Yes, the entire reason I ended up at the doctor was to complain that I was having afternoon lows with lantus… even though I take it in the evening, so when it should actually be fizzling out I was experiencing lows— which made no sense. I wanted to wring my doctors neck when he insisted that what I really needed was one that lasted much longer. Clearly he wasn’t listening! But it turns out he was right. I’m using “wearing off” as a figure of speech with lantus… the real problem with it is that it’s never in a true state of equilibrium even when people inject it multiple times daily… I don’t understand how it all works these are just my musings, but I’m really curious to see more and more people who require complex basal rates with a pump try 1x daily tresiba and discuss their results… I think I am convinced that the majority of them will be quite pleased…
[quote=“Jen, post:14, topic:57197, full:true”]Most pumps deliver basal insulin every three minutes, which should make for a pretty stable delivery of insulin throughout the 24 hour period, so it’s not like there are wide variations in delivery.[/quote]FYI… the Omnipod delivers 0.05U with each “click” of its SMA wire-driven pump. The controller in the pump simply distributes these little doses evenly over the hour to achieve whatever basal rate has been set.
For example, if basal is set to 0.05U/hr, the pump will click exactly once each hour. 0.10U/hr it clicks once each half hour. 1.0U/hr clicks every 3 minutes.
I expect that other pumps function in essentially the same way – i.e. delivering their smallest metered dose in even increments over the hour to achieve the set basal rate.

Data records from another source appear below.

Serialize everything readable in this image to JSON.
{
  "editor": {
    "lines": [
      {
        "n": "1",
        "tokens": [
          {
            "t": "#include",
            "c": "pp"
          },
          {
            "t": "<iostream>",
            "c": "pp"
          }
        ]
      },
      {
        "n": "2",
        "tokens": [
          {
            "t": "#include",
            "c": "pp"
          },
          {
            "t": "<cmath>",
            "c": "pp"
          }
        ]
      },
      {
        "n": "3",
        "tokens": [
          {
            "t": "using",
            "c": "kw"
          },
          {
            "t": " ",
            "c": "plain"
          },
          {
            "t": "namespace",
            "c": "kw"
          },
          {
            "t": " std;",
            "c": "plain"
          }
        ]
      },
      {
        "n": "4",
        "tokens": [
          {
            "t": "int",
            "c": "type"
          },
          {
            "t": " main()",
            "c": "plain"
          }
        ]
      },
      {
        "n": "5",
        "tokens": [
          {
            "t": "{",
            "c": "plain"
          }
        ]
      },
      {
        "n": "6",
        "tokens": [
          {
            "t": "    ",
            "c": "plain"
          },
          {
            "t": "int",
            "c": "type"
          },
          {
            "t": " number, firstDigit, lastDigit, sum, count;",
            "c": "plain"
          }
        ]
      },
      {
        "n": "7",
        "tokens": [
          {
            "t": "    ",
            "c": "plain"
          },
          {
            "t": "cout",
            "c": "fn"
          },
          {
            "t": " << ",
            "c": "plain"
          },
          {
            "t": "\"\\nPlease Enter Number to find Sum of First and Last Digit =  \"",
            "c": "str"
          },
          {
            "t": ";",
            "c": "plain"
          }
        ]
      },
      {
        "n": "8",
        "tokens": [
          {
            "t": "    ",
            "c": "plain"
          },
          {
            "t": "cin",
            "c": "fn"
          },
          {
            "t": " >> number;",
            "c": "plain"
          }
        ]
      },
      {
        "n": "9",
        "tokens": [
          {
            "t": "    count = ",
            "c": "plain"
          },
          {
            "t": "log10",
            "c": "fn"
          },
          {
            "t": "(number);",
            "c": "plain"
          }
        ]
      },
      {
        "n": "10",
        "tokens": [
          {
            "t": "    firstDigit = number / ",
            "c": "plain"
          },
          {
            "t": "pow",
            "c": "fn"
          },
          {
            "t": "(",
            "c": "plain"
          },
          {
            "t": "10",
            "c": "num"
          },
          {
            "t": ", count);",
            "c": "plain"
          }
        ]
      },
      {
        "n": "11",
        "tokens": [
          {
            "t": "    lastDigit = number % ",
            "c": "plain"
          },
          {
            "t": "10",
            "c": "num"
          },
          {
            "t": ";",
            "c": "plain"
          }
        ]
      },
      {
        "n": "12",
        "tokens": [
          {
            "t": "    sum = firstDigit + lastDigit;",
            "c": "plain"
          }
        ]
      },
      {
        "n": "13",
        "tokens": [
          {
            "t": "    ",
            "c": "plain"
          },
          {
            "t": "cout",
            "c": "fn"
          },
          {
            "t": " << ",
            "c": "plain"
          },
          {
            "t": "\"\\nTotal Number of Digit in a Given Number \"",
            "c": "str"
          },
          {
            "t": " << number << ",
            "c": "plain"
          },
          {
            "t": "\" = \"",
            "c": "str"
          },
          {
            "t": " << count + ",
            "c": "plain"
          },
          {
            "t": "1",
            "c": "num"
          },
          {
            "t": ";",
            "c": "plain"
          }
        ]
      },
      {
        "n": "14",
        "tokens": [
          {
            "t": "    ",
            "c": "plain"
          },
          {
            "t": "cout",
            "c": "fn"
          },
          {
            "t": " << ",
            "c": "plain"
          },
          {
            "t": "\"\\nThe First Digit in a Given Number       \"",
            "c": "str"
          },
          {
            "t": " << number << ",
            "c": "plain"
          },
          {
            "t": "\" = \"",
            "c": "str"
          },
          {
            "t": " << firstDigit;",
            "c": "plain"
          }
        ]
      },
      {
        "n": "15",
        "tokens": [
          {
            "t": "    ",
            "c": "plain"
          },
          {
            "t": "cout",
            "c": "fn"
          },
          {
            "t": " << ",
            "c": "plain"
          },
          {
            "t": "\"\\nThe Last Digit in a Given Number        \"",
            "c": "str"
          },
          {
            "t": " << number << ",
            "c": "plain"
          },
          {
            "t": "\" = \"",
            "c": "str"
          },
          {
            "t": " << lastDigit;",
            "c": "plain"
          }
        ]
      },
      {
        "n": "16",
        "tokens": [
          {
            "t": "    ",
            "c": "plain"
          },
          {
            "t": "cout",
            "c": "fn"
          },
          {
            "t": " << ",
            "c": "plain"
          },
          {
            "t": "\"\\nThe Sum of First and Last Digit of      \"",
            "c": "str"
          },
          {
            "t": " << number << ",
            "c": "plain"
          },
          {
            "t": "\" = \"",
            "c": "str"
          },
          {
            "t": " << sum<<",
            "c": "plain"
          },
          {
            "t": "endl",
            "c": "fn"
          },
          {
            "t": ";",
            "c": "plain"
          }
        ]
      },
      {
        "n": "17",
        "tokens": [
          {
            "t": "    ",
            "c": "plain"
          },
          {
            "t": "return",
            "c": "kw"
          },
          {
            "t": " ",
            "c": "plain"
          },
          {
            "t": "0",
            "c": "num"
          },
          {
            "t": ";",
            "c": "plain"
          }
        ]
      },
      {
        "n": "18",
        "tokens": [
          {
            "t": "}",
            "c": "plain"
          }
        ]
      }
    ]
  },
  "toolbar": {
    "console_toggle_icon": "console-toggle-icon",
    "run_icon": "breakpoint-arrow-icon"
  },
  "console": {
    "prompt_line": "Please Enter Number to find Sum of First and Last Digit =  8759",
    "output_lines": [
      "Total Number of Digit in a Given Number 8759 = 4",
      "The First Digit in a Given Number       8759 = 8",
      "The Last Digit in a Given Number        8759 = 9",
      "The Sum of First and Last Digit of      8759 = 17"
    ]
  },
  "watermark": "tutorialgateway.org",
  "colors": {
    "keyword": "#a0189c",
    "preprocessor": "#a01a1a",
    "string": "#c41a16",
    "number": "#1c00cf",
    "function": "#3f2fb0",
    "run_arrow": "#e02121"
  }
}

I’ll be interested to see people’s experiences, too. FYI, when I was on Lantus I did find that splitting the dose into two shots a day made a dramatic difference for the better in my numbers (and prevented the spikes that were happening when Lantus worse off in the evening), but didn’t affect the DP issue at all. I’ll be interested not only in those with varying basal needs throughout the day, but also those who use the temporary basal feature on pumps (i.e., I reduce my basal rate by 10-20% for eight to twelve hours after moderate to intense exercise) and those who have sharp rises and falls in basal needs due to hormones or other factors (this month my basal needs rose by 12 units due to hormones, and will suddenly drop back a similar amount at some point). I’ve found that when I’m keeping my A1c around 6.0% I’m using way more frequent basal adjustments and temporary basal rates than when I’m keeping my A1c around 7.0%…

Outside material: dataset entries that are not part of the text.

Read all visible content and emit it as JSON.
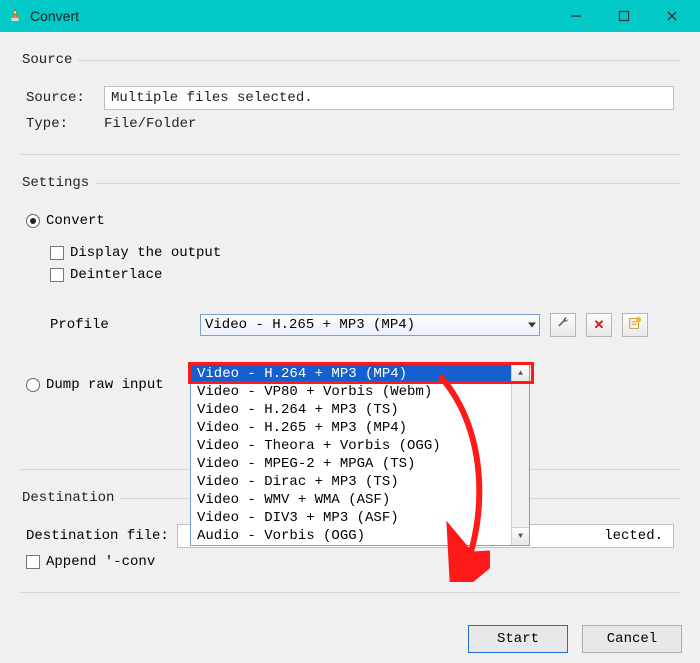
{
  "window": {
    "title": "Convert"
  },
  "source": {
    "legend": "Source",
    "label": "Source:",
    "value": "Multiple files selected.",
    "type_label": "Type:",
    "type_value": "File/Folder"
  },
  "settings": {
    "legend": "Settings",
    "convert_label": "Convert",
    "display_output_label": "Display the output",
    "deinterlace_label": "Deinterlace",
    "profile_label": "Profile",
    "profile_selected": "Video - H.265 + MP3 (MP4)",
    "profile_options": [
      "Video - H.264 + MP3 (MP4)",
      "Video - VP80 + Vorbis (Webm)",
      "Video - H.264 + MP3 (TS)",
      "Video - H.265 + MP3 (MP4)",
      "Video - Theora + Vorbis (OGG)",
      "Video - MPEG-2 + MPGA (TS)",
      "Video - Dirac + MP3 (TS)",
      "Video - WMV + WMA (ASF)",
      "Video - DIV3 + MP3 (ASF)",
      "Audio - Vorbis (OGG)"
    ],
    "dump_label": "Dump raw input"
  },
  "destination": {
    "legend": "Destination",
    "file_label": "Destination file:",
    "file_value_suffix": "lected.",
    "append_label": "Append '-conv"
  },
  "buttons": {
    "start": "Start",
    "cancel": "Cancel"
  },
  "icons": {
    "wrench": "🔧",
    "delete": "✕",
    "new": "new"
  }
}
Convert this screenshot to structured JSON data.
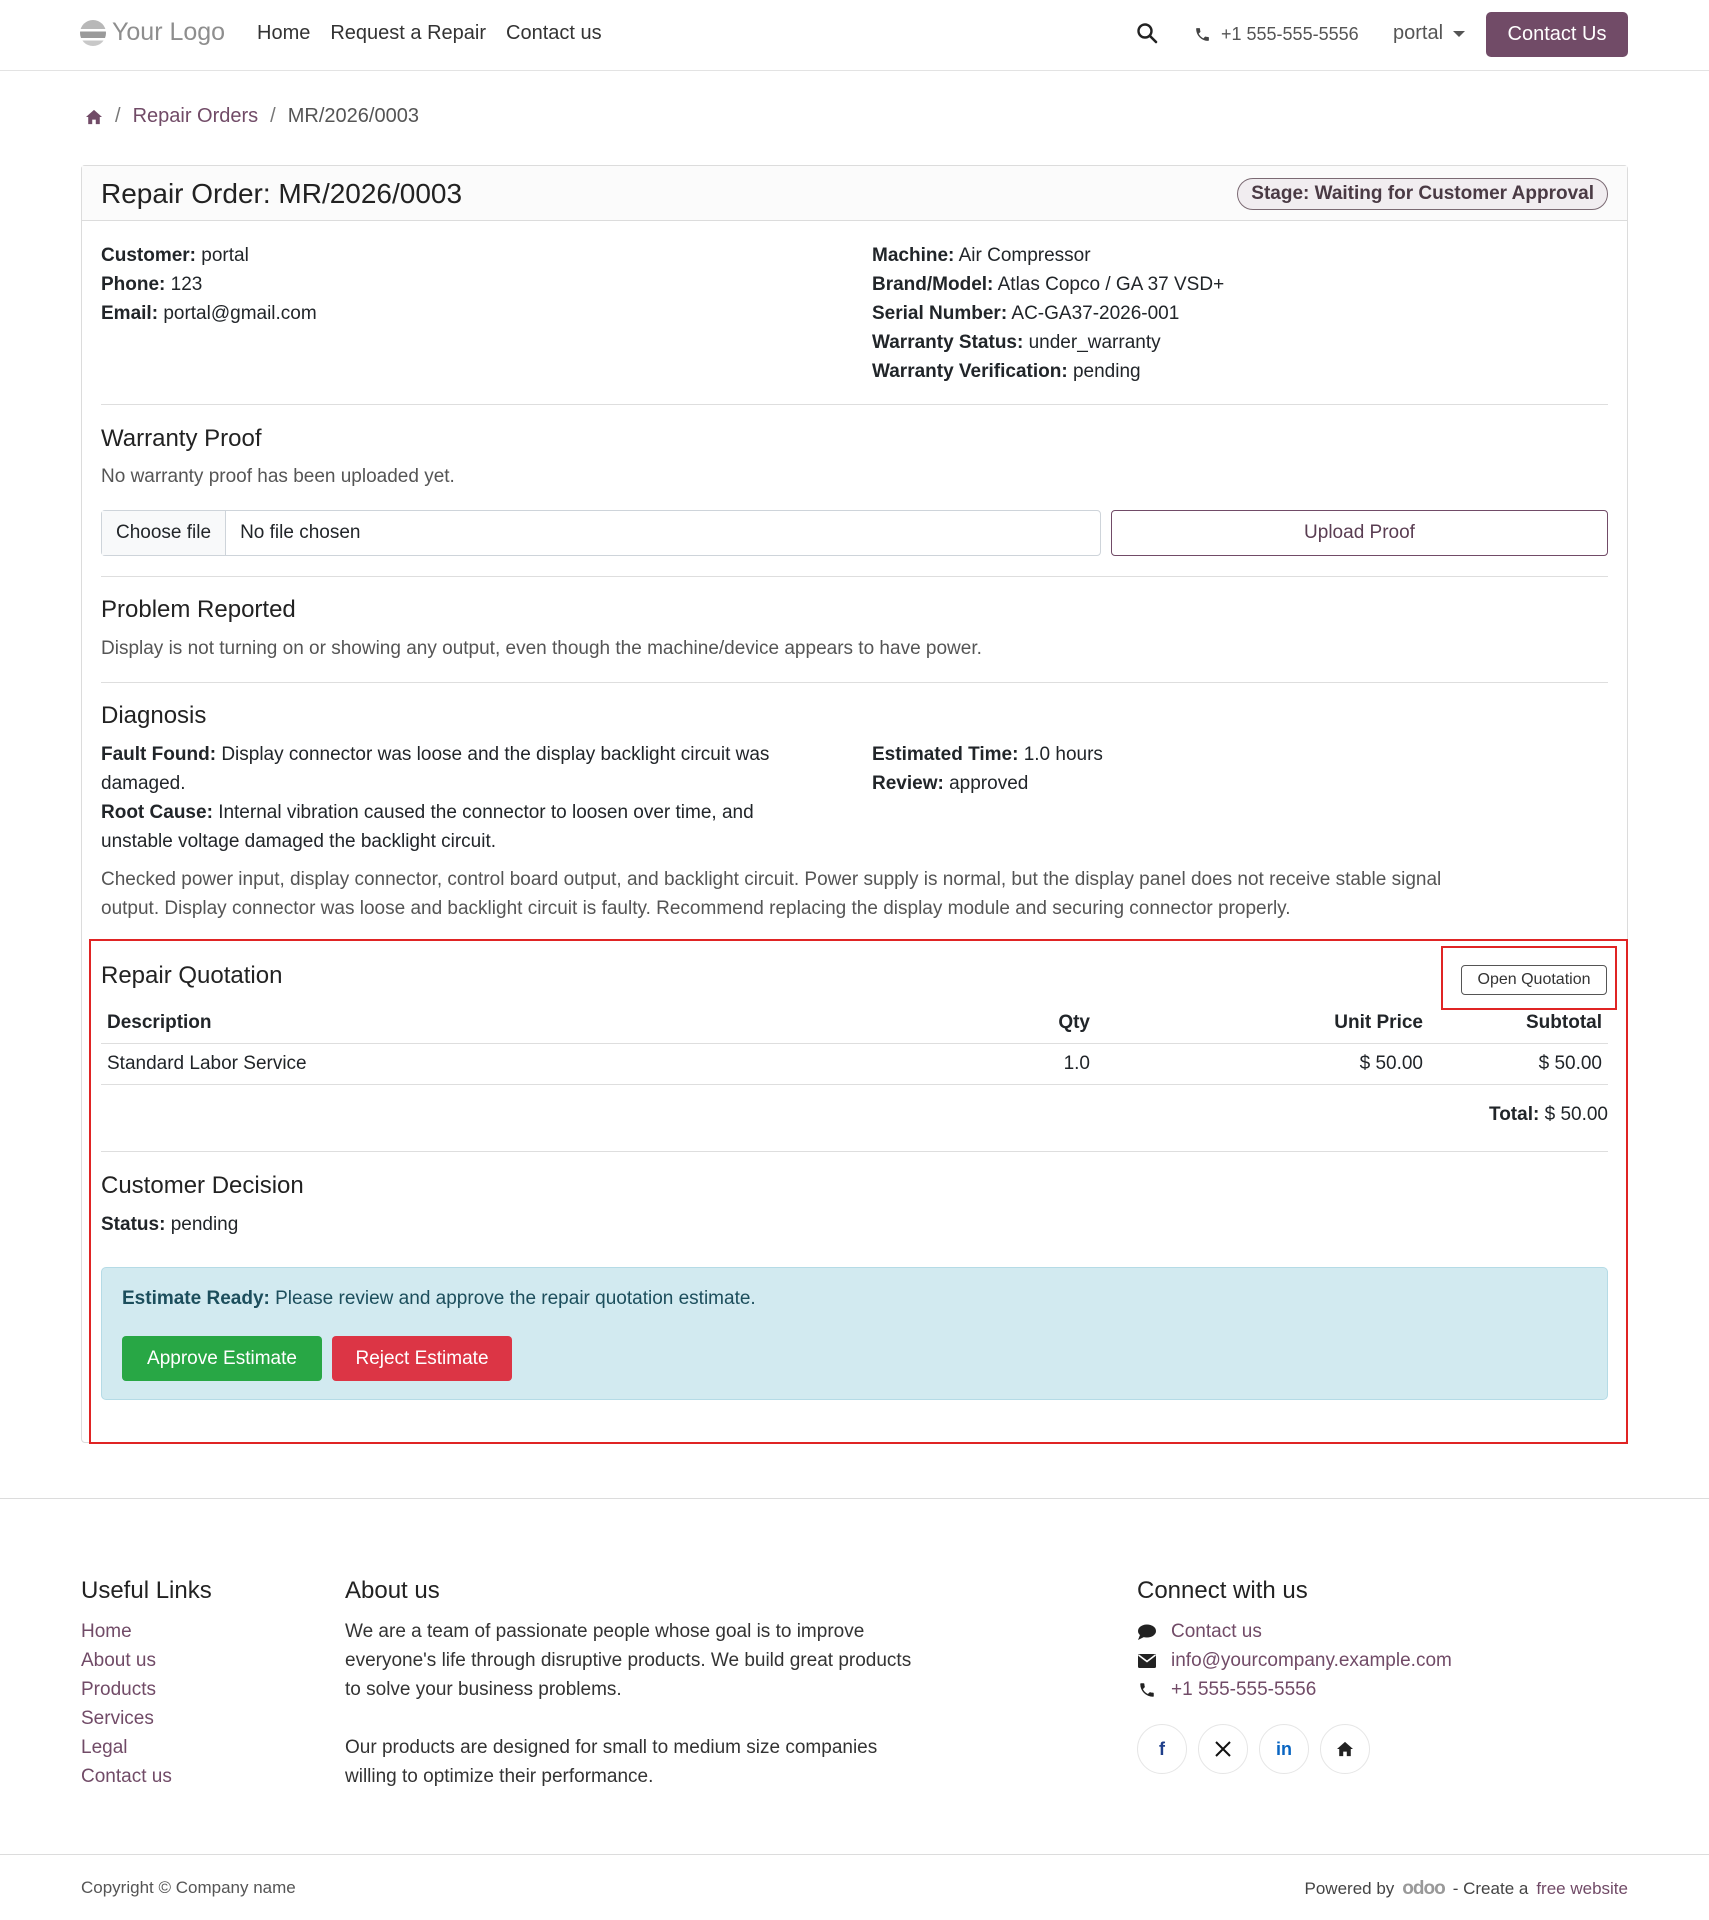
{
  "header": {
    "logo": "Your Logo",
    "nav": [
      "Home",
      "Request a Repair",
      "Contact us"
    ],
    "phone": "+1 555-555-5556",
    "user": "portal",
    "contact_button": "Contact Us"
  },
  "breadcrumb": {
    "link": "Repair Orders",
    "current": "MR/2026/0003"
  },
  "order": {
    "title": "Repair Order: MR/2026/0003",
    "stage": "Stage: Waiting for Customer Approval",
    "customer_label": "Customer:",
    "customer": "portal",
    "phone_label": "Phone:",
    "phone": "123",
    "email_label": "Email:",
    "email": "portal@gmail.com",
    "machine_label": "Machine:",
    "machine": "Air Compressor",
    "brand_label": "Brand/Model:",
    "brand": "Atlas Copco / GA 37 VSD+",
    "serial_label": "Serial Number:",
    "serial": "AC-GA37-2026-001",
    "warranty_status_label": "Warranty Status:",
    "warranty_status": "under_warranty",
    "warranty_verif_label": "Warranty Verification:",
    "warranty_verif": "pending"
  },
  "warranty": {
    "title": "Warranty Proof",
    "note": "No warranty proof has been uploaded yet.",
    "choose_file": "Choose file",
    "no_file": "No file chosen",
    "upload": "Upload Proof"
  },
  "problem": {
    "title": "Problem Reported",
    "text": "Display is not turning on or showing any output, even though the machine/device appears to have power."
  },
  "diagnosis": {
    "title": "Diagnosis",
    "fault_label": "Fault Found:",
    "fault_l1": "Display connector was loose and the display backlight circuit was",
    "fault_l2": "damaged.",
    "root_label": "Root Cause:",
    "root_l1": "Internal vibration caused the connector to loosen over time, and",
    "root_l2": "unstable voltage damaged the backlight circuit.",
    "time_label": "Estimated Time:",
    "time": "1.0 hours",
    "review_label": "Review:",
    "review": "approved",
    "notes_l1": "Checked power input, display connector, control board output, and backlight circuit. Power supply is normal, but the display panel does not receive stable signal",
    "notes_l2": "output. Display connector was loose and backlight circuit is faulty. Recommend replacing the display module and securing connector properly."
  },
  "quotation": {
    "title": "Repair Quotation",
    "open_button": "Open Quotation",
    "columns": [
      "Description",
      "Qty",
      "Unit Price",
      "Subtotal"
    ],
    "rows": [
      {
        "description": "Standard Labor Service",
        "qty": "1.0",
        "unit_price": "$ 50.00",
        "subtotal": "$ 50.00"
      }
    ],
    "total_label": "Total:",
    "total": "$ 50.00"
  },
  "decision": {
    "title": "Customer Decision",
    "status_label": "Status:",
    "status": "pending",
    "alert_bold": "Estimate Ready:",
    "alert_text": "Please review and approve the repair quotation estimate.",
    "approve": "Approve Estimate",
    "reject": "Reject Estimate"
  },
  "footer": {
    "useful_title": "Useful Links",
    "links": [
      "Home",
      "About us",
      "Products",
      "Services",
      "Legal",
      "Contact us"
    ],
    "about_title": "About us",
    "about_l1": "We are a team of passionate people whose goal is to improve",
    "about_l2": "everyone's life through disruptive products. We build great products",
    "about_l3": "to solve your business problems.",
    "about_l4": "Our products are designed for small to medium size companies",
    "about_l5": "willing to optimize their performance.",
    "connect_title": "Connect with us",
    "connect_contact": "Contact us",
    "connect_email": "info@yourcompany.example.com",
    "connect_phone": "+1 555-555-5556",
    "copyright": "Copyright © Company name",
    "powered_by": "Powered by",
    "odoo": "odoo",
    "create_a": "- Create a",
    "free_website": "free website"
  },
  "colors": {
    "brand": "#714B67",
    "approve": "#28a745",
    "reject": "#dc3545",
    "alert_bg": "#d2eaf0",
    "highlight": "#e02424"
  },
  "icons": {
    "search": "search-icon",
    "phone": "phone-icon",
    "home": "home-icon",
    "comment": "comment-icon",
    "envelope": "envelope-icon",
    "facebook": "facebook-icon",
    "x": "x-icon",
    "linkedin": "linkedin-icon"
  }
}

@Jen, I also wonder how well a Tresiba regimen works for those occasions where temp basals would otherwise come into play. Lately I’ve had very few lows; however, those few mild lows that have happened have been easily managed by setting a -50% (or more) temp basal for 1.5-2 hours, On an ultra-long-acting insulin that would be impossible. I wonder, though, would those occasions prove so rare with Tresiba that it wouldn’t be a concern?